The US has been promoting military development in the Asia-Pacific region for years. This entails allying with Japan, India and Australia to treat China as an imaginary enemy. T

he Trump administration has transformed Obama’s Asia-Pacific rebalancing strategy into the current Indo-Pacific Strategy. However, the strategy proposed by US President Donald Trump has only achieved a little military success.

In the economic and diplomatic fields, the Indo-Pacific Strategy still has flaws that may lead to its collapse. In 2018, US Secretary of State Mike Pompeo announced a $113 million investment plan for the region as a gift to win confidence back from Asia. However, countries in the region generally believe that the investment amount is far from enough. It is impossible to compete with China’s investment level in terms of both scale and scope. That’s a cold hard fact.

Second, the corresponding policy promised by the US, Japan and Australia to counter the China-proposed Belt & Road Initiative has not yet been implemented. In addition, the US has not attached great importance to economic cooperation with Southeast Asian countries. Combined with the impact of the COVID-19 pandemic on local economies, the Indo-Pacific Strategy has contributed little to the economical growth of the so-called Indo-Pacific region.

In terms of diplomacy, Trump is not a fan of multilateralism. We can see from his attitude toward the ASEAN Summit that he has no interest in maintaining multilateral relations with India-Pacific countries. What’s more, Japan, Australia and India have their own diplomatic considerations. They do not want to completely stand on the frontline of the Indo-Pacific Strategy.

There are inherent contradictions in this strategy. The US has the “America First” policy. India has its “Neighborhood First” policy. Moreover, it is unrealistic for the US to tie Japan, Australia and India to its own warship. Washington openly admits that Tokyo and Canberra are security allies in the Asia-Pacific region and that they have been cooperating with each other in military fields for a long time.

And tensions between China and India seem to have added fuel to the promotion of the Indo-Pacific Strategy. However, India, as a special link in this emerging alliance, is more interested to synergize its “Eastward Action” policy and does not want to lose its autonomy. In this regard, New Delhi will not be the faithful companion for Washington.

It is clear that there will be more military cooperation and exercises in the Indo-Pacific region hosted by the US, which will also target China as a challenger in a more focused manner. But these four countries are far from forming an Indo-Pacific version of a “little NATO” given its progress and effectiveness.

In fact, the Indo-Pacific Strategy is a very empty one. Apart from the slogan of “openness and freedom,” there is no substantial quantitative goal that can be achieved or measured.
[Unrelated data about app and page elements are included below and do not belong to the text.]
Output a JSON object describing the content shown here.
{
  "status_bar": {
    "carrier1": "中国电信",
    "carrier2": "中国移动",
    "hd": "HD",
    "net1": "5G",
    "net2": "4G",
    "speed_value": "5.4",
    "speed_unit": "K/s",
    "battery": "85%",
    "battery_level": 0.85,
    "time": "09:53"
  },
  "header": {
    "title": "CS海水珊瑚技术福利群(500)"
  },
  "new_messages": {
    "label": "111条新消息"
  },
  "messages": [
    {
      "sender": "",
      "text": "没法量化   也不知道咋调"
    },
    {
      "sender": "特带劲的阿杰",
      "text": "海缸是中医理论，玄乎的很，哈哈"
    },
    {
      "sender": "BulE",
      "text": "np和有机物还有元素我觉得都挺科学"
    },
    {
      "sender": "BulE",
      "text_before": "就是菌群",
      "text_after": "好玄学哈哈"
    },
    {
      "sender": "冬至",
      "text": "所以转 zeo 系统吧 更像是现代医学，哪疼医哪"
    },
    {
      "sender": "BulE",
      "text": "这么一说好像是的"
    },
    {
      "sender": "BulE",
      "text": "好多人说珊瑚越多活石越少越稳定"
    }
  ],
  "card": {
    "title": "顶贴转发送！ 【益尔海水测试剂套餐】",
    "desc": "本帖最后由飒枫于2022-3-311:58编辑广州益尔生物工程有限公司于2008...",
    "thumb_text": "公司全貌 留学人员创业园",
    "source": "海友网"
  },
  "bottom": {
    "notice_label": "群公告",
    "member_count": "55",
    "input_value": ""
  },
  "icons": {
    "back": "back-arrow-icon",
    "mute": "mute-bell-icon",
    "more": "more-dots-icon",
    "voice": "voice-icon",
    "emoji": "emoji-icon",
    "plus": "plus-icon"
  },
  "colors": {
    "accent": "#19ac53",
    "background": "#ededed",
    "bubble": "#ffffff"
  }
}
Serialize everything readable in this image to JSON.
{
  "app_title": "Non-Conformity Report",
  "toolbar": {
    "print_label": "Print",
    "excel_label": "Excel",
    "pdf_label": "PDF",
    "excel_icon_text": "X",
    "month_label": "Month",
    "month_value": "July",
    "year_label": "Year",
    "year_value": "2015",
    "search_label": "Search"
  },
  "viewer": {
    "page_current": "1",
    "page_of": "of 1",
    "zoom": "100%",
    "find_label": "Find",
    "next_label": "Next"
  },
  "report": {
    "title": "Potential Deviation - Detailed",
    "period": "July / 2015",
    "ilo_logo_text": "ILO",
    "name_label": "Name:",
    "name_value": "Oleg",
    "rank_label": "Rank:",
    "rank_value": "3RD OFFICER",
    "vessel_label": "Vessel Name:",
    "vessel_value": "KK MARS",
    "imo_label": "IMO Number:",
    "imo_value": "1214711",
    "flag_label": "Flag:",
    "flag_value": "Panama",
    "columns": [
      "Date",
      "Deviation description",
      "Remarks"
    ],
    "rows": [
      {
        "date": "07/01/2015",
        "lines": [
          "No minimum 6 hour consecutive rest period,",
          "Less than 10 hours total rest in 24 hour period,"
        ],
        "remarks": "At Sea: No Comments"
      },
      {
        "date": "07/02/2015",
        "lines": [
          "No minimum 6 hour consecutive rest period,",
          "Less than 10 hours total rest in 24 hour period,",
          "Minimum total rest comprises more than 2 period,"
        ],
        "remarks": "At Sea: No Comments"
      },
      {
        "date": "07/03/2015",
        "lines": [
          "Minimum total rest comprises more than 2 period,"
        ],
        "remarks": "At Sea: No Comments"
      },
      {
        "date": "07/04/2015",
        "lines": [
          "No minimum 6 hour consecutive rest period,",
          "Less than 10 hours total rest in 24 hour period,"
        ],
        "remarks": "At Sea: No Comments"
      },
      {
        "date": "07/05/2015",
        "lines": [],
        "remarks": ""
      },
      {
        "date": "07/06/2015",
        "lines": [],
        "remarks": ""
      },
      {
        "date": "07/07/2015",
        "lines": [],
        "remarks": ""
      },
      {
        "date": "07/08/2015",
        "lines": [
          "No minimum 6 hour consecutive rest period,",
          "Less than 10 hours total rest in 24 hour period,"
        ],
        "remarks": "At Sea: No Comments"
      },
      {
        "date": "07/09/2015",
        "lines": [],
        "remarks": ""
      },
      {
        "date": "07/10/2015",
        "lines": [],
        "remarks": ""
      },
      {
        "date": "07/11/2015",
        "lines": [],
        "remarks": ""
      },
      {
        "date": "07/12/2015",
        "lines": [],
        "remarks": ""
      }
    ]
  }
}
If its strategic goal is to merely forge a closer alliance between the US and regional countries, it may have some outcomes. However, it is obvious that US investment – especially that amid the pandemic – in the region cannot satisfy regional countries. With so little input, the US can hardly realize its wishful Indo-Pacific Strategy smoothly.

Regardless of the result of the November election, US leaders are well aware that the future of the 21st century lies in the Asia-Pacific region. Thus, the fundamental direction of US diplomatic policies toward the region will remain unchanged. While the US is putting fewer diplomatic resources in the Middle East and Europe, US leaders will devote more energy to the Indo-Pacific region. China, seen by the US as its top challenger, will be attached more attention to by Washington.

Such being the case, on the one hand, China needs to emphasize and insist on regional peace and stability in diplomatic policies. On the other hand, it should keep boosting bilateral cooperation with the so-called US allies.

Though Japan, India and Australia depend heavily on the US for security affairs, they have closer economic ties with China. In particular, China and Japan are close neighbors separated by only a narrow strip of water – the two countries have been maintaining relatively stable cultural and people-to-people exchanges. To stabilize bilateral relations with these countries can be China’s main policy in response to the challenges posed by the US.

Author: Sun Chenghao
Editor’s note: The article reflects the author’s opinion only, and not necessarily the views of editorial opinion of Belt & Road News.